[Collected data entries]

|---|

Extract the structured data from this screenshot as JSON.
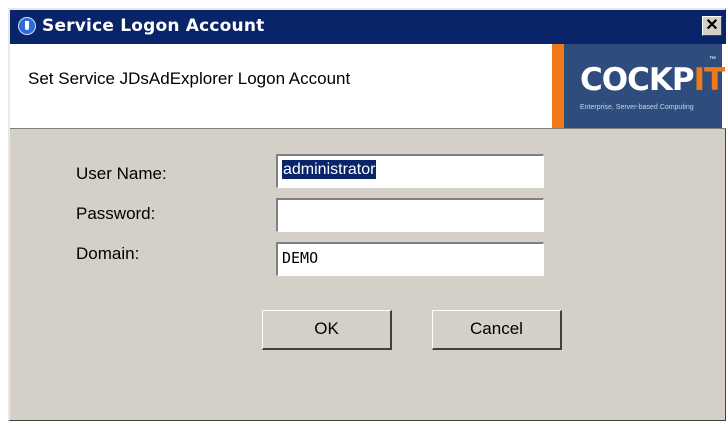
{
  "window": {
    "title": "Service Logon Account",
    "close_label": "✕"
  },
  "header": {
    "text": "Set Service JDsAdExplorer Logon Account"
  },
  "logo": {
    "word_main": "COCKP",
    "word_accent": "IT",
    "tm": "™",
    "tagline": "Enterprise, Server-based Computing"
  },
  "form": {
    "user_name_label": "User Name:",
    "user_name_value": "administrator",
    "password_label": "Password:",
    "password_value": "",
    "domain_label": "Domain:",
    "domain_value": "DEMO"
  },
  "buttons": {
    "ok_label": "OK",
    "cancel_label": "Cancel"
  },
  "colors": {
    "titlebar": "#0a246a",
    "dialog_bg": "#d4d0c8",
    "logo_bg": "#2f4d7c",
    "logo_accent": "#f07a1a",
    "selection": "#0a246a"
  },
  "icons": {
    "title_icon": "service-icon",
    "close_icon": "close-icon"
  }
}
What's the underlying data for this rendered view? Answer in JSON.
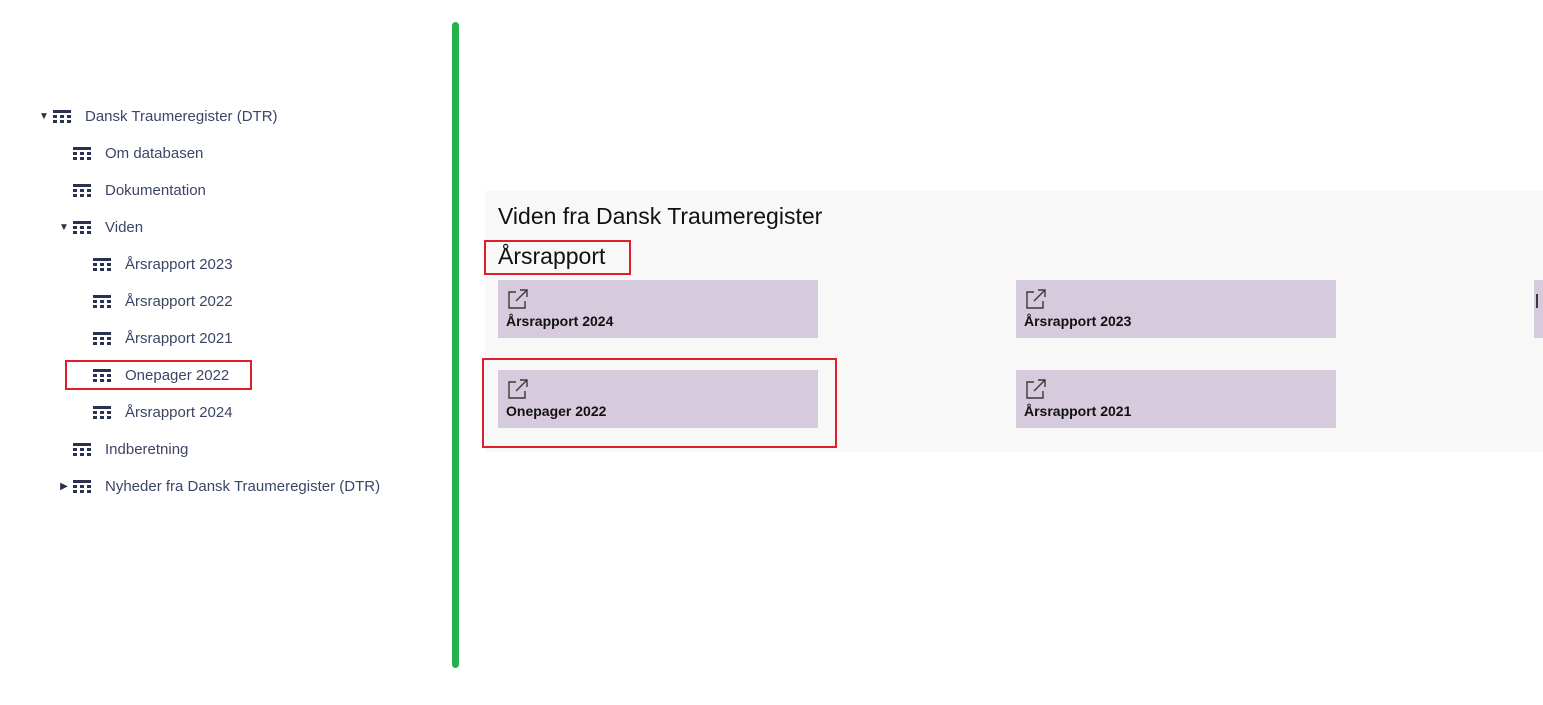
{
  "tree": {
    "items": [
      {
        "label": "Dansk Traumeregister (DTR)",
        "level": 0,
        "caret": "expanded"
      },
      {
        "label": "Om databasen",
        "level": 1,
        "caret": "none"
      },
      {
        "label": "Dokumentation",
        "level": 1,
        "caret": "none"
      },
      {
        "label": "Viden",
        "level": 1,
        "caret": "expanded"
      },
      {
        "label": "Årsrapport 2023",
        "level": 2,
        "caret": "none"
      },
      {
        "label": "Årsrapport 2022",
        "level": 2,
        "caret": "none"
      },
      {
        "label": "Årsrapport 2021",
        "level": 2,
        "caret": "none"
      },
      {
        "label": "Onepager 2022",
        "level": 2,
        "caret": "none",
        "highlighted": true
      },
      {
        "label": "Årsrapport 2024",
        "level": 2,
        "caret": "none"
      },
      {
        "label": "Indberetning",
        "level": 1,
        "caret": "none"
      },
      {
        "label": "Nyheder fra Dansk Traumeregister (DTR)",
        "level": 1,
        "caret": "collapsed"
      }
    ],
    "icon": "table-grid-icon"
  },
  "panel": {
    "title": "Viden fra Dansk Traumeregister",
    "section_title": "Årsrapport",
    "tiles": [
      {
        "label": "Årsrapport 2024",
        "icon": "external-link-icon"
      },
      {
        "label": "Årsrapport 2023",
        "icon": "external-link-icon"
      },
      {
        "label": "Onepager 2022",
        "icon": "external-link-icon",
        "highlighted": true
      },
      {
        "label": "Årsrapport 2021",
        "icon": "external-link-icon"
      }
    ]
  },
  "colors": {
    "splitter": "#25b14c",
    "highlight": "#e11d2a",
    "tile_bg": "#d5cbdc",
    "panel_bg": "#f8f8f8",
    "tree_text": "#3c4566"
  }
}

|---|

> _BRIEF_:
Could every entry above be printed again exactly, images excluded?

> _YOUR RESPONSE_:
Extract the structured data from this screenshot as JSON.
{
  "window": {
    "title": "Service Logon Account",
    "close_label": "✕"
  },
  "header": {
    "text": "Set Service JDsAdExplorer Logon Account"
  },
  "logo": {
    "word_main": "COCKP",
    "word_accent": "IT",
    "tm": "™",
    "tagline": "Enterprise, Server-based Computing"
  },
  "form": {
    "user_name_label": "User Name:",
    "user_name_value": "administrator",
    "password_label": "Password:",
    "password_value": "",
    "domain_label": "Domain:",
    "domain_value": "DEMO"
  },
  "buttons": {
    "ok_label": "OK",
    "cancel_label": "Cancel"
  },
  "colors": {
    "titlebar": "#0a246a",
    "dialog_bg": "#d4d0c8",
    "logo_bg": "#2f4d7c",
    "logo_accent": "#f07a1a",
    "selection": "#0a246a"
  },
  "icons": {
    "title_icon": "service-icon",
    "close_icon": "close-icon"
  }
}
What's the underlying data for this rendered view? Answer in JSON.
{
  "tree": {
    "items": [
      {
        "label": "Dansk Traumeregister (DTR)",
        "level": 0,
        "caret": "expanded"
      },
      {
        "label": "Om databasen",
        "level": 1,
        "caret": "none"
      },
      {
        "label": "Dokumentation",
        "level": 1,
        "caret": "none"
      },
      {
        "label": "Viden",
        "level": 1,
        "caret": "expanded"
      },
      {
        "label": "Årsrapport 2023",
        "level": 2,
        "caret": "none"
      },
      {
        "label": "Årsrapport 2022",
        "level": 2,
        "caret": "none"
      },
      {
        "label": "Årsrapport 2021",
        "level": 2,
        "caret": "none"
      },
      {
        "label": "Onepager 2022",
        "level": 2,
        "caret": "none",
        "highlighted": true
      },
      {
        "label": "Årsrapport 2024",
        "level": 2,
        "caret": "none"
      },
      {
        "label": "Indberetning",
        "level": 1,
        "caret": "none"
      },
      {
        "label": "Nyheder fra Dansk Traumeregister (DTR)",
        "level": 1,
        "caret": "collapsed"
      }
    ],
    "icon": "table-grid-icon"
  },
  "panel": {
    "title": "Viden fra Dansk Traumeregister",
    "section_title": "Årsrapport",
    "tiles": [
      {
        "label": "Årsrapport 2024",
        "icon": "external-link-icon"
      },
      {
        "label": "Årsrapport 2023",
        "icon": "external-link-icon"
      },
      {
        "label": "Onepager 2022",
        "icon": "external-link-icon",
        "highlighted": true
      },
      {
        "label": "Årsrapport 2021",
        "icon": "external-link-icon"
      }
    ]
  },
  "colors": {
    "splitter": "#25b14c",
    "highlight": "#e11d2a",
    "tile_bg": "#d5cbdc",
    "panel_bg": "#f8f8f8",
    "tree_text": "#3c4566"
  }
}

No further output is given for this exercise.